The old guidebooks to the tombs of the Roman martyrs make mention, in connection with the catacomb of Sts. Peter and Marcellinus on the Via Labicana, of the Four Crowned Martyrs (Quatuor Coronati), at whose grave the pilgrims were wont to worship (De Rossi, Roma sotterranea, I, 178-79). One of these itineraries, the "Epitome libri de locis sanctorum martyrum", adds the names of the four martyrs (in reality five): "IV Coronati, id est Claudius, Nicostratus, Simpronianus, Castorius, Simplicitus". These are the names of five martyrs, sculptors in the quarries of Pannonia (now a part of Austria-Hungary, south-west of the Danube), who gave up their lives for their Faith in the reign of Diocletian. The Acts of these martyrs, written by a revenue officer named Porphyrius probably in the fourth century, relates of the five sculptors that, although they raised no objections to executing such profane images as Victoria, Cupid, and the Chariot of the Sun, they refused to make a statue of Æsculapius for a heathen temple. For this they were condemned to death as Christians. They were put into leaden caskets and drowned in the River Save. This happened towards the end of 305. The foregoing account of the martyrdom of the five sculptors of Pannonia is substantially authentic; but later on a legend sprang up at Rome concerning the Quatuor Coronati, according to which four Christian soldiers (cornicularii) suffered martyrdom at Rome during the reign of Diocletian, two years after the death of the five sculptors.
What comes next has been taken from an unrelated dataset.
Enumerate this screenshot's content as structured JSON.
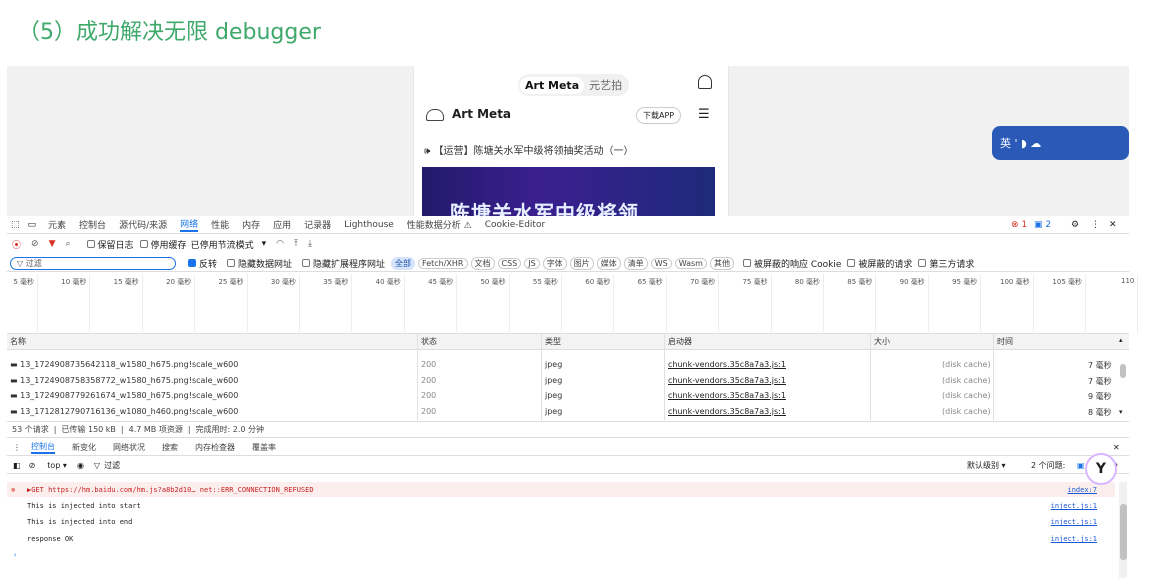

Their offence consisted in refusing to offer sacrifice to the image of Æsculapius. The bodies of the martyrs were interred at St. Sebastian and Pope Melchiades at the third milestone on the Via Labicana, in a sandpit where rested the remains of others who had perished for the Faith. Since the names of the four martyred soldiers could not be authentically established, Pope Melchiades commanded that, the date of their death (8 November) being the same as that of the Pannonian sculptors, their anniversary should be celebrated on that day, under the names of Sts. Claudius, Nicostratus, Symphorianus, Castor, and Simplicius. This report has no historic foundation. It is merely a tentative explanation of the name Quatuor Coronati, a name given to a group of really authenticated martyrs who were buried and venerated in the catatomb of Sts. Peter and Marcellinus, the real origin of which, however, is not known. They were classed with the five martyrs of Pannonia in a purely external relationship. Numerous manuscripts on the legend as well as the Roman Martyrology give the names of the Four Crowned Martyrs, supposed to have been revealed at a later date, as Secundus, Severianus, Carpoforus, and Victorius. But these four martyrs were not buried in Rome, but in the catacomb of Albano; their feast was celebrated on 7 August, under which date it is cited in the Roman Calender of Feasts of 354. These martyrs of Albano have no connection with the Roman martyrs described above. Of the four Crowned Martyrs we know only that they suffered death for the Faith and the place where they were buried. They evidently were held in great veneration at Rome, since in the fourth and fifth century a basilica was erected and dedicated in the Caelian Hill, probably in the neighbourhood of spot where tradition located their execution. This became one of the titular churches of Rome, was restored several times and still stands. It is first mentioned among the signatures of a Roman council in 595. Pope Leo IV ordered the relics removed, about 850, from the Via Labicana to the church dedicated to their memory, together with the relics of the five Pannonian martyrs, which had been brought to Rome at some period now unknown. Both group of maryrs are commemorated on 8 November.